nim for los courtesy. None, as on former occasionem aspired to the honor of walking by their pastor's side. Old Squire Saunders, doubtless by an accidental lapse of memory, neglected to invite Mr. Hooper to his table, where the good clergy man had been wont to bless the food, almost every Sunday since his settle.
He returned, therefore, to the parsonage, and, at the moment of closing the door, was observed to look back upon the people, all of whom had their eyes fixed upon the minister. A sad smile gleamed faintly from beneath the black veil, and flickered about his mouth, glimmering as he disappeared.
• How strange,' said a lady, that a simple black veil, such as any woman might wear on her bonnet, should become such a terrible thing on Mr. Hooper's face!'
* Something must surely be amiss with Mr. Hooper's intellects,' observed her husband, the physician of the village. But the strangest part of the affair is the effect of this vagary, even on a sober-minded man like myself. The black veil, though it covers only our pastor's face, throws its influence over his whole person, and makes him ghostlike from head to foot Do you not feel it so ?'
Truly do I,' replied the lady; and I would not be alone with him for the world. I wonder he is not afraid to be alone with himself!'
• Men sometimes are so,' said her husband.
The afternoon service was attended with similar cır. cumstances. At its conclusion, the bell tolled for the funeral of a young lady. The relatives and friends were assembled in the house, and the more distant
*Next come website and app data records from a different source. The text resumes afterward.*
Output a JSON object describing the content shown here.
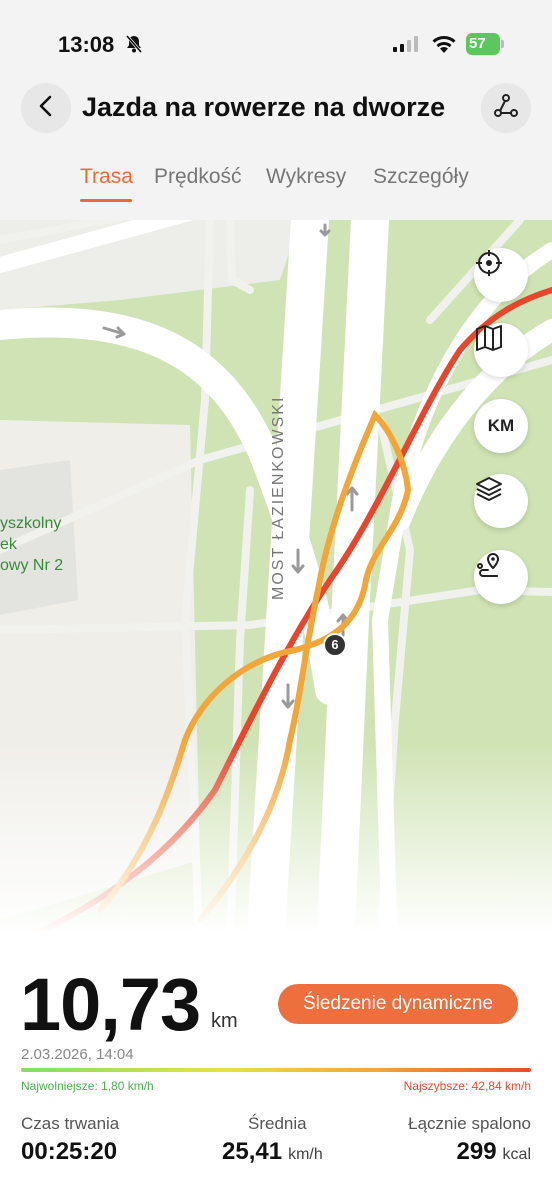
{
  "status_bar": {
    "time": "13:08",
    "battery": "57",
    "icons": [
      "bell-muted-icon",
      "signal-icon",
      "wifi-icon",
      "battery-charging-icon"
    ]
  },
  "header": {
    "title": "Jazda na rowerze na dworze",
    "back_icon": "chevron-left-icon",
    "route_icon": "route-nodes-icon"
  },
  "tabs": [
    {
      "label": "Trasa",
      "active": true
    },
    {
      "label": "Prędkość",
      "active": false
    },
    {
      "label": "Wykresy",
      "active": false
    },
    {
      "label": "Szczegóły",
      "active": false
    }
  ],
  "map": {
    "bridge_label": "MOST ŁAZIENKOWSKI",
    "place_label": "yszkolny\nek\nowy Nr 2",
    "marker_label": "6",
    "tools": [
      {
        "icon": "locate-icon",
        "label": ""
      },
      {
        "icon": "map-icon",
        "label": ""
      },
      {
        "icon": "units-icon",
        "label": "KM"
      },
      {
        "icon": "layers-icon",
        "label": ""
      },
      {
        "icon": "route-pin-icon",
        "label": ""
      }
    ],
    "colors": {
      "grass": "#cfe3b4",
      "road": "#ffffff",
      "route_fast": "#e9452c",
      "route_slow": "#f2a63a"
    }
  },
  "stats": {
    "distance": "10,73",
    "distance_unit": "km",
    "dynamic_button": "Śledzenie dynamiczne",
    "date": "2.03.2026, 14:04",
    "slowest": "Najwolniejsze: 1,80 km/h",
    "fastest": "Najszybsze: 42,84 km/h",
    "duration_label": "Czas trwania",
    "duration_value": "00:25:20",
    "average_label": "Średnia",
    "average_value": "25,41",
    "average_unit": "km/h",
    "calories_label": "Łącznie spalono",
    "calories_value": "299",
    "calories_unit": "kcal"
  }
}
acquaintances stood about the door, speaking of the good qualities of the deceased, when their talk wag interrupted by the appearance of Mr. Hooper, still cov. ered with his black veil. It was now an appropriate emblem. The clergyman stepped into the room where the corpse was laid, and bent over the coffin, to take a last farewell of his deceased parishioner. As he stooped, the veil hung straight down from his forehead, so that, if her eyelids had not been closed forever, the dead maiden might have seen his face. Could Mr. Hooper be fearful of her glance, that he so hastily caught back the black veil? A person who watched the interview between the dead and living, scrupled not to affirm, that, at the instant when the clergy man's features were disclosed, the corpse had slightly shud. dered, rustling the shroud and muslin cap, though the countenance retained the composure of death. A superstitious old woman was the only witness of this prodigy. From the coffin Mr. Hooper passed into the chamber of the mourners, and thence to the head of the staircase, to make the funeral prayer. It was a tender and heart-dissolving prayer, full of sorrow, yet so imbued with celestial hopes, that the music of a heavenly harp, swept by the fingers of the dead, seemed faintly to be heard among the saddest accents of the minister. The people trembled, though they but darkly understood him when he prayed that they, and himself, and all of mortal race, might be ready, as he trusted this young maiden had been, for the dreadful hour that should snatch the veil from their faces.
The bearers went heavily forth, and the mourners followed, saddening all the street, with the TOL. I.